Over the decades of PV development, a key barrier has been the cost of photovoltaics. Yet in the last few years, photovoltaics has changed from one of the more expensive photovoltaic technologies to recent power purchasing agreements as low below $0.03/kWh, photovoltaics has rapidly evolved into the lowest cost electricity generating technology. The possibility of rapid increases in PV generation has intensified debate over the impact of higher PV penetration rates on conventional grid electricity. However, California has more than 20% of its electricity from photovoltaics, demonstrating that the many solutions to dealing with variable generation on the grid are effective at enabling high penetration rates. The paper will examine approaches to mitigating the negative impacts of photovoltaics on the grid, showing that there is a range of tools to choose from, and the advances in areas intersecting with PV technology change the
A central question then arises what the critical remaining challenges are in photovoltaics. For example, one set of challenges relates to improving more outcomes from the electricity grid that generation-related reliability. For example, the power outages from weather / extreme events are increasing, and exceed those from other outage events. While improving generation reliability has little effect on such events, moving towards distributed generation can have a substantial impact. This then suggests, that barriers relate to inverters which can operate independent of the grid as well as grid-connected. It also has strong impacts on solar cell technology, such that generation of a substantial component of the load becomes desirable, placing a greater focus on higher efficiency. The inclusion of a battery also mitigates “duck curve.” Other benefits of increased and higher efficiency. Overall, examination of the advantages and drivers for photovoltaics show that innovation in photovoltaic technology is critical to achieve the benefits of photovoltaics.

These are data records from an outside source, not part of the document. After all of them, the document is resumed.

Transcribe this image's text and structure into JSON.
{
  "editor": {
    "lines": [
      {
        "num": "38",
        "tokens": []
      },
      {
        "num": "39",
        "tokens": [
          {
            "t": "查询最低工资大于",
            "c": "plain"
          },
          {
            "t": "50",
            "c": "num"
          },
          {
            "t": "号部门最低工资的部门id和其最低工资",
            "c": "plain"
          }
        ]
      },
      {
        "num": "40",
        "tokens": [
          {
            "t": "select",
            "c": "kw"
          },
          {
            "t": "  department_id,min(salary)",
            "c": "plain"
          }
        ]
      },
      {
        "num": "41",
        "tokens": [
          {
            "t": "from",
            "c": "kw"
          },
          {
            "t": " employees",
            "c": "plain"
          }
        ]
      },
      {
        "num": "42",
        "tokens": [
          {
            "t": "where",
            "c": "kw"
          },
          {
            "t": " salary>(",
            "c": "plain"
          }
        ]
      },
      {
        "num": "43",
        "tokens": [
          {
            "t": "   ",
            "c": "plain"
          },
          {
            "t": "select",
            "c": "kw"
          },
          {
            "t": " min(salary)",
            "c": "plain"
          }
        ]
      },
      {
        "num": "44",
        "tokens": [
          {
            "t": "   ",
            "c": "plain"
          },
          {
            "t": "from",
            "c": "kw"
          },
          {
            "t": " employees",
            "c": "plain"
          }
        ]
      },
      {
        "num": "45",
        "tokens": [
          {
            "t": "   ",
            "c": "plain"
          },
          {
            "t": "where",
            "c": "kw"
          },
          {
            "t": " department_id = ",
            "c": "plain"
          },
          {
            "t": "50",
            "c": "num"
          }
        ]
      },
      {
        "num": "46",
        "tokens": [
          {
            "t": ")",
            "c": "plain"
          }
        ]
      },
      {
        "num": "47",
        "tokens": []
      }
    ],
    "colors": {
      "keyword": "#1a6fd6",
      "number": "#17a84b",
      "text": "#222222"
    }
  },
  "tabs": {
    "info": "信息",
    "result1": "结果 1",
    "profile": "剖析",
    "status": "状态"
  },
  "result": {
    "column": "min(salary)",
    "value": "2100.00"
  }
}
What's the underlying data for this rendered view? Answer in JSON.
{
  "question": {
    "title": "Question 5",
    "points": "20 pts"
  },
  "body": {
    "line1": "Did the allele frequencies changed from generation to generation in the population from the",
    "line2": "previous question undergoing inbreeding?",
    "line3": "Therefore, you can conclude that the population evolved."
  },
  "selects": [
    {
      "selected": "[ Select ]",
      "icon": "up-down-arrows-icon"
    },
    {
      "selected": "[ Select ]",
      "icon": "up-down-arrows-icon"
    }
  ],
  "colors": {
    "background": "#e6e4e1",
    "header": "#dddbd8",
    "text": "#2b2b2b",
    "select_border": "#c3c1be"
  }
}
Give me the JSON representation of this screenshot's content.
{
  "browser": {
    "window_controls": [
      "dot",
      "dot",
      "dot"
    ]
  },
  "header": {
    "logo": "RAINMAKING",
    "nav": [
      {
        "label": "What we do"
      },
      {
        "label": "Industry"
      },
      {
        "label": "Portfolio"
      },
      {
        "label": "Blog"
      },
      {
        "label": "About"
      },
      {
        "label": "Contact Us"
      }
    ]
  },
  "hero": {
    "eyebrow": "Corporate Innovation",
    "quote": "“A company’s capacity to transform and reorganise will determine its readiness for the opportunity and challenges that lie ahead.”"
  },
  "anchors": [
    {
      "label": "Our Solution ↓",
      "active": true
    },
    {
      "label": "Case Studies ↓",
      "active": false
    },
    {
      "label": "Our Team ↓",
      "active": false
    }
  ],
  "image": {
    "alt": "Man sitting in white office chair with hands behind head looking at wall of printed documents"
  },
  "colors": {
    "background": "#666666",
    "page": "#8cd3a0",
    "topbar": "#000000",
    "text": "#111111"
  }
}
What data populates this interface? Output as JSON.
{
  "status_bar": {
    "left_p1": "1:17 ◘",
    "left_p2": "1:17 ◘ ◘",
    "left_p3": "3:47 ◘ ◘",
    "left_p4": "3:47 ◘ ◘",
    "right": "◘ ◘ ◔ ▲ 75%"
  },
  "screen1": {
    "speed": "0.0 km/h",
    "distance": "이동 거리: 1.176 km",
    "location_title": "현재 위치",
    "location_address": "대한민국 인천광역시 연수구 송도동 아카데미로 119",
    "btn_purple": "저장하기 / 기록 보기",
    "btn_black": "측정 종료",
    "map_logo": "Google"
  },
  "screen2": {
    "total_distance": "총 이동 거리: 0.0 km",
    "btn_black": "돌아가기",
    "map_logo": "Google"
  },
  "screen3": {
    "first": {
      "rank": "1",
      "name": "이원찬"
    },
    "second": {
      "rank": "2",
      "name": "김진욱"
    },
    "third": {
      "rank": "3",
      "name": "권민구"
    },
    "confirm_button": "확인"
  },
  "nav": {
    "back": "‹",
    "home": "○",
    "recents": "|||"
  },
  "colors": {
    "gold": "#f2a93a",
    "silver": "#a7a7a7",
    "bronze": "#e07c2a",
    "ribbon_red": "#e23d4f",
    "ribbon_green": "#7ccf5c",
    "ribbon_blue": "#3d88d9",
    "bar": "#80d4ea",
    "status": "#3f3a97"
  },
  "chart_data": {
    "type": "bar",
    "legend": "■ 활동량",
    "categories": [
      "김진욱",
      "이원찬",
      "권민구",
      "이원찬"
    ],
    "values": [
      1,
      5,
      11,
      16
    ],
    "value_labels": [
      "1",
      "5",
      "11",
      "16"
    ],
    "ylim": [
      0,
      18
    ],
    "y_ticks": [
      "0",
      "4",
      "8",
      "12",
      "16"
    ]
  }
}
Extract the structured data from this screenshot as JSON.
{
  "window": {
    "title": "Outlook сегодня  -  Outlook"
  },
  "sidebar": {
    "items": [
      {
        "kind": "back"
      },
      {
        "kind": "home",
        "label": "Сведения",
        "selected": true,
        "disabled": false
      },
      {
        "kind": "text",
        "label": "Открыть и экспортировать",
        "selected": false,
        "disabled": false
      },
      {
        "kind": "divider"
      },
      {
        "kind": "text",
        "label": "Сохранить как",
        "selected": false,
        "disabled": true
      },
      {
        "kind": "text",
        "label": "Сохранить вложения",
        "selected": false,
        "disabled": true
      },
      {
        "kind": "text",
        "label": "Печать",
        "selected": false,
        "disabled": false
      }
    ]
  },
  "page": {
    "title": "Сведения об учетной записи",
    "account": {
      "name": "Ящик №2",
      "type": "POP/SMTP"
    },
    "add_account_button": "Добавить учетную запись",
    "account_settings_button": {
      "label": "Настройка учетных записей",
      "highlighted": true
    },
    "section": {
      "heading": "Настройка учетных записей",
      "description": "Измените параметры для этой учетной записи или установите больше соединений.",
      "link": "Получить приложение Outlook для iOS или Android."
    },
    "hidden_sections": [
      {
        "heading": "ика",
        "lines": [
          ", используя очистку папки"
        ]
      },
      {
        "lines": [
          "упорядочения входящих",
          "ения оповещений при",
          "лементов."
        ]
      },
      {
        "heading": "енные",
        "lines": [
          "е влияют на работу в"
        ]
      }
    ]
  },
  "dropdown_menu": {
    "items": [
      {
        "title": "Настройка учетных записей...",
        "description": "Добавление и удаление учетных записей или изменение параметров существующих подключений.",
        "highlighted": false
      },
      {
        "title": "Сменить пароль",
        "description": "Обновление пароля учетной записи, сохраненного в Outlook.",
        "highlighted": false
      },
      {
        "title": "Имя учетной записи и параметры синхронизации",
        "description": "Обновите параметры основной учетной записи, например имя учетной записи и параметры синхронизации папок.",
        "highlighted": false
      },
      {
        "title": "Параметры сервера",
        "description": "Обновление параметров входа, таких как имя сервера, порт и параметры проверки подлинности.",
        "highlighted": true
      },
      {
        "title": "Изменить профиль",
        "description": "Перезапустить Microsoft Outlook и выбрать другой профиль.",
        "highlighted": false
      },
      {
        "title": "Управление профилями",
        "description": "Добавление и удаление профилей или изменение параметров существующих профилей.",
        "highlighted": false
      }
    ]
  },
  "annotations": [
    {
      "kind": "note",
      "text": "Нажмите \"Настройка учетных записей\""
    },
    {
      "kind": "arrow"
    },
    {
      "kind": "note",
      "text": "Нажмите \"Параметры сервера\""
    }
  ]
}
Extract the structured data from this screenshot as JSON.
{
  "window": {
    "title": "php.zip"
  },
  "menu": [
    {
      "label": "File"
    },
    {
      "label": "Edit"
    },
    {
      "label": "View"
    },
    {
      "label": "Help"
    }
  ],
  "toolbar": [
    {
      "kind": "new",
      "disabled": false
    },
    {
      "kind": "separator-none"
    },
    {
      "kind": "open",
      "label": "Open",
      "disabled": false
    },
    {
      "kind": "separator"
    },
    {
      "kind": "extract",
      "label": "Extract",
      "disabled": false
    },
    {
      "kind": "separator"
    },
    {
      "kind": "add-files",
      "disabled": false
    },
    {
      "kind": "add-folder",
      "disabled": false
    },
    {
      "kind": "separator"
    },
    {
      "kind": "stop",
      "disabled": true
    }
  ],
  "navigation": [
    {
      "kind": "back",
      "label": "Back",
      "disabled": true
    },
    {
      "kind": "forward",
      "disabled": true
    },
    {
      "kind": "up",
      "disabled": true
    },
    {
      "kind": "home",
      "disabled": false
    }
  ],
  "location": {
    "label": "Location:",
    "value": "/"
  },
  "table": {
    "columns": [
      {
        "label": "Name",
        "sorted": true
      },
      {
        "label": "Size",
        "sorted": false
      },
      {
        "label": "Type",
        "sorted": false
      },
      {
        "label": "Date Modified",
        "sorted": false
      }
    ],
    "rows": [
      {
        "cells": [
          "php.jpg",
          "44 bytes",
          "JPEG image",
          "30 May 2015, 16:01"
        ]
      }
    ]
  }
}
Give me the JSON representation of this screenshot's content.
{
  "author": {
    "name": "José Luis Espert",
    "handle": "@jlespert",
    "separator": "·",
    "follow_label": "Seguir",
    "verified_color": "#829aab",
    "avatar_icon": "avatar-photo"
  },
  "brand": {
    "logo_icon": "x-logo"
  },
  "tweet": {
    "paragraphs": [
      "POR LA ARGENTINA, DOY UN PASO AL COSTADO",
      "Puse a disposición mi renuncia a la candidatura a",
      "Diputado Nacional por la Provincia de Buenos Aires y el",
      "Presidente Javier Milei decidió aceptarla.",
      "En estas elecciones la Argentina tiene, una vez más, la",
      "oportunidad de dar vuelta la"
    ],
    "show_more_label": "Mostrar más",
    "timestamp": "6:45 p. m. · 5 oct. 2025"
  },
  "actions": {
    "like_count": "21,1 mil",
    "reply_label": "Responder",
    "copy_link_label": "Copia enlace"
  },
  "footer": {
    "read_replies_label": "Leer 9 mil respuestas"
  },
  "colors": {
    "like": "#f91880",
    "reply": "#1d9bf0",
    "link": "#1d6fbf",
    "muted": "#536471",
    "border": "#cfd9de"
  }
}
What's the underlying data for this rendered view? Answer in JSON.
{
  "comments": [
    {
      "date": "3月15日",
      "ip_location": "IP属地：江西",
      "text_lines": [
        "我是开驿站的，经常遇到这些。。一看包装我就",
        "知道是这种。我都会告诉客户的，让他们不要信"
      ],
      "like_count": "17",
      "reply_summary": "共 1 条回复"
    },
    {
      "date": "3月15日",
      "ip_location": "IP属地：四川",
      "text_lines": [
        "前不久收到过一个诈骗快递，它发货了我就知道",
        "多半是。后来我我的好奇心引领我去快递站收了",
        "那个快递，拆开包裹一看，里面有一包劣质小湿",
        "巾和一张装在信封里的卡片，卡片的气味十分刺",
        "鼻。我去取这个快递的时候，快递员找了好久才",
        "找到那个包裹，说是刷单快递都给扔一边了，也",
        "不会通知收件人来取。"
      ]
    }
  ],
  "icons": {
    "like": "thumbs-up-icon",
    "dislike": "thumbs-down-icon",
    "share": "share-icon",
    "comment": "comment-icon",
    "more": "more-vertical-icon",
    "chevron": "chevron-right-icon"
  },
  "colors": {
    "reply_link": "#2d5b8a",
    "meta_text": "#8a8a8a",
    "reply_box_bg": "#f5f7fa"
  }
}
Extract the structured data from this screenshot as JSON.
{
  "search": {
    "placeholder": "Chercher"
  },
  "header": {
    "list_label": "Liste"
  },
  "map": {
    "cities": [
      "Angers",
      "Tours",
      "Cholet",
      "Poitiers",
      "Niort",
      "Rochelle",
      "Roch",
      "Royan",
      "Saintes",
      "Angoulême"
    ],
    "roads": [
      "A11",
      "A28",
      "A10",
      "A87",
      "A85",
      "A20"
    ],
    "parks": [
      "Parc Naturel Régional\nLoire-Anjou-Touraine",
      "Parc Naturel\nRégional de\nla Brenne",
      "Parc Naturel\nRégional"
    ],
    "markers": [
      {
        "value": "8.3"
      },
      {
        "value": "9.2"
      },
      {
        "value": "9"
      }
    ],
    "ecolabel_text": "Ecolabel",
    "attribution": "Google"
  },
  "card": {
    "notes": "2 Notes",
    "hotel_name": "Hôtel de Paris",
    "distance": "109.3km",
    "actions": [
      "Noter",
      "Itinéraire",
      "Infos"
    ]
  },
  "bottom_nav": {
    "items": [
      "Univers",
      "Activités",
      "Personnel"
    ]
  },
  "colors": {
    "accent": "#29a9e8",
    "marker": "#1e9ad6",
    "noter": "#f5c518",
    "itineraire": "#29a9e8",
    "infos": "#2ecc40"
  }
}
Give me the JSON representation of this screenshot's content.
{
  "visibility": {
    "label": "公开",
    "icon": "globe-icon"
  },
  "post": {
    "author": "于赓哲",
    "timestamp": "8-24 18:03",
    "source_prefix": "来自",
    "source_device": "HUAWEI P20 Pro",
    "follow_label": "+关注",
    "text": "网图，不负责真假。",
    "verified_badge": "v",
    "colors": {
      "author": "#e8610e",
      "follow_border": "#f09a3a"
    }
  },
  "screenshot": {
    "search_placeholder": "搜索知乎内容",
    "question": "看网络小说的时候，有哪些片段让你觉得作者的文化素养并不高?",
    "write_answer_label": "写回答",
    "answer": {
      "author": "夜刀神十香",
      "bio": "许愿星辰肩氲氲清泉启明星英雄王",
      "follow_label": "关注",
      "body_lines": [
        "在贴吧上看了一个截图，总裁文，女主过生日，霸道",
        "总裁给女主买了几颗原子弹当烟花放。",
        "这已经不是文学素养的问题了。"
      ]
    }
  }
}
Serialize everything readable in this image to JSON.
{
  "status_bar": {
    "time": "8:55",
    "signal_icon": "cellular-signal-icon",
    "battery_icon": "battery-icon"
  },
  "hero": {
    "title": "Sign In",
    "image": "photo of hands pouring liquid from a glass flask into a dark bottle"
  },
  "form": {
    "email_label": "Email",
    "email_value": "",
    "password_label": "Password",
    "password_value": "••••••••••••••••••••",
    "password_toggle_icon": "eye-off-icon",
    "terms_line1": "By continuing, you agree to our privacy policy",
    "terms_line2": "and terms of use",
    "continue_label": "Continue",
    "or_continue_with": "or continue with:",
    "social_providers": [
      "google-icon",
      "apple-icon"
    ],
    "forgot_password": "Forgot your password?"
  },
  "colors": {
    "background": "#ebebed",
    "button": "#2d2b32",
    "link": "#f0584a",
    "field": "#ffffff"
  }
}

Having demonstrated the importance and value of improved functionality and higher efficiency for photovoltaics to realize its benefits to the electrical grid, the final component of the paper examines approaches to high efficiency. Conventional technologies have focused on either flat plate or high concentration photovoltaics. However, in additional to these, a hybrid between them, focusing on tandems in lower cost commercial structures is emerging as an approach to overcome the efficiency and performance limitations of conventional structures. The paper gives an overview of technology paths and approaches to reach >35% for photovoltaic systems while increasing functionality and reducing costs.